Toddlers are great at pushing their parents’ buttons. In fact, they view their own outbursts as performances, and sometimes, sadly, to get attention they are not getting from their parents. In case of a conflict – misbehavior, screaming, fits, etc. – try to stay calm. If necessary, leave the room for a few minutes to cool off. Spanking or any physical form of punishment is not only unacceptable but also sends the wrong signal to your tot – that aggression gets results. You don’t want to go down that road. Time-out has been an age old technique to deal with bad behavior of babies, toddlers and kids, and it’s still around because it works. Time-outs work because they help both the child and the parent to regroup and proceed with a clean slate. They are also recommended over something like spankings by the American Academy of Pediatrics. Here a few steps to a successful time-out:
- Find and dedicate a room or space in your home for time-outs. The area has to be no-fun, free of toys and games and quiet of music or TV. Place a chair, bouncer or playpen in the area and that will be the time-out spot.
- When the child misbehaves, tell him to stop this behavior and quickly explain why it’s bad. Do not ask why the tot is doing it, he doesn’t know why.
- If the behavior continues, give him a warning before he’ll go to the time-out spot.
- If the warning didn’t work, place him in the time-out spot, carrying him with his back to you; do not say anything. This is not the time for commentaries.
- Set the clock timer (or any other kind of timer, such as your microwave) to the age of your child. For 1 and under use 1 minute. For 2 year olds and under use 2 minutes, etc. Use the time that is closest to the child’s age – for 26 month old, it’s 2 minutes, but for 32 month old, 3 minutes work better. Leave the room.
- If he gets out of the time-out seat, put him back in without saying anything and set the timer again. Repeat as many times as necessary. If this proves too hard and you spend up to an hour trying, consider securing the child in the seat – use a high chair or bouncer. Over time, however, keep trying without a seatbelt. Your toddler needs to understand time-out is his punishment and voluntarily sit in the chair.
- When the timer runs out, explain to the child why you put him in the time-out seat: “I put you in the time-out seat because you did XYZ”. Toddlers understand events in the recent past best (as opposed to future “don’t do this again” sort of thing). Ask him to apologize or repeat why you gave him a time-out.

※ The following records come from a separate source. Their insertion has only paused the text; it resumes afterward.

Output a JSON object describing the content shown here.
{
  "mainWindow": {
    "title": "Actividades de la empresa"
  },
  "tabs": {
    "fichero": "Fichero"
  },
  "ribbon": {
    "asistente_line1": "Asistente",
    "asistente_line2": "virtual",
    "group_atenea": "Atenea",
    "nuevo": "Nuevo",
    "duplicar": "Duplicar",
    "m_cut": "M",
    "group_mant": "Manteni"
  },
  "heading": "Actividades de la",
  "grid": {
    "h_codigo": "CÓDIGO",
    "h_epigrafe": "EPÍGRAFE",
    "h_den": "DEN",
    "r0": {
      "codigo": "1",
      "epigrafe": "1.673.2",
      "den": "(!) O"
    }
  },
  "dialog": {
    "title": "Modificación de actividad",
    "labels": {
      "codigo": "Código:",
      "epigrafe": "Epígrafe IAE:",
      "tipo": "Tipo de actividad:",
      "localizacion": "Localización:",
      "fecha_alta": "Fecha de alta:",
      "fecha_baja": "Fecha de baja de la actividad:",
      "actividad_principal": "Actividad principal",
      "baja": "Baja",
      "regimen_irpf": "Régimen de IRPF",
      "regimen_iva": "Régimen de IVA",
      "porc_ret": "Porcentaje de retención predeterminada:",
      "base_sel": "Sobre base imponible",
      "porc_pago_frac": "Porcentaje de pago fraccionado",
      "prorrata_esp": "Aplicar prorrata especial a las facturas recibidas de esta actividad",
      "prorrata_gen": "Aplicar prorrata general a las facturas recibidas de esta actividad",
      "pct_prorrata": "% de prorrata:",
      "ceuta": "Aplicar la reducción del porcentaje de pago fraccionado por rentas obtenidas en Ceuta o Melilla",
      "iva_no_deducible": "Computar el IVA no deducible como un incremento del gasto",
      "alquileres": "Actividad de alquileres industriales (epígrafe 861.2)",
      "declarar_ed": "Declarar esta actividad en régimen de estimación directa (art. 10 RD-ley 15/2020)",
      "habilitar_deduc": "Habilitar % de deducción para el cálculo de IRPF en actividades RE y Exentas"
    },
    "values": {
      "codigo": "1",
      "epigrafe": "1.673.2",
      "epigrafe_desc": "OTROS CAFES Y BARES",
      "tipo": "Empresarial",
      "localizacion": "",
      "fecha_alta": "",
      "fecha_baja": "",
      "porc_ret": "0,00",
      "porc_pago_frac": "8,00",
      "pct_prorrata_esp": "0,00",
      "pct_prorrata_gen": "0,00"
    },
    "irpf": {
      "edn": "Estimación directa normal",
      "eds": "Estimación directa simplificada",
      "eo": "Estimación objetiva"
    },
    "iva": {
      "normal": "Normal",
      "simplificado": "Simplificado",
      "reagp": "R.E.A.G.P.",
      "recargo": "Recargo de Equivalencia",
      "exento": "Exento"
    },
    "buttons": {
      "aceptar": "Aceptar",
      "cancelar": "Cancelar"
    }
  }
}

- Give him a hug and tell him that you love him. As upset as you might be over his behavior, it’s important for kids to know that time-out is not the sign that they are unloved.
- Remember, practice makes it perfect
This time-out technique works great when you are at home but what do you do when you are out? Consider using a stroller for a quick time-out. And keep your cool.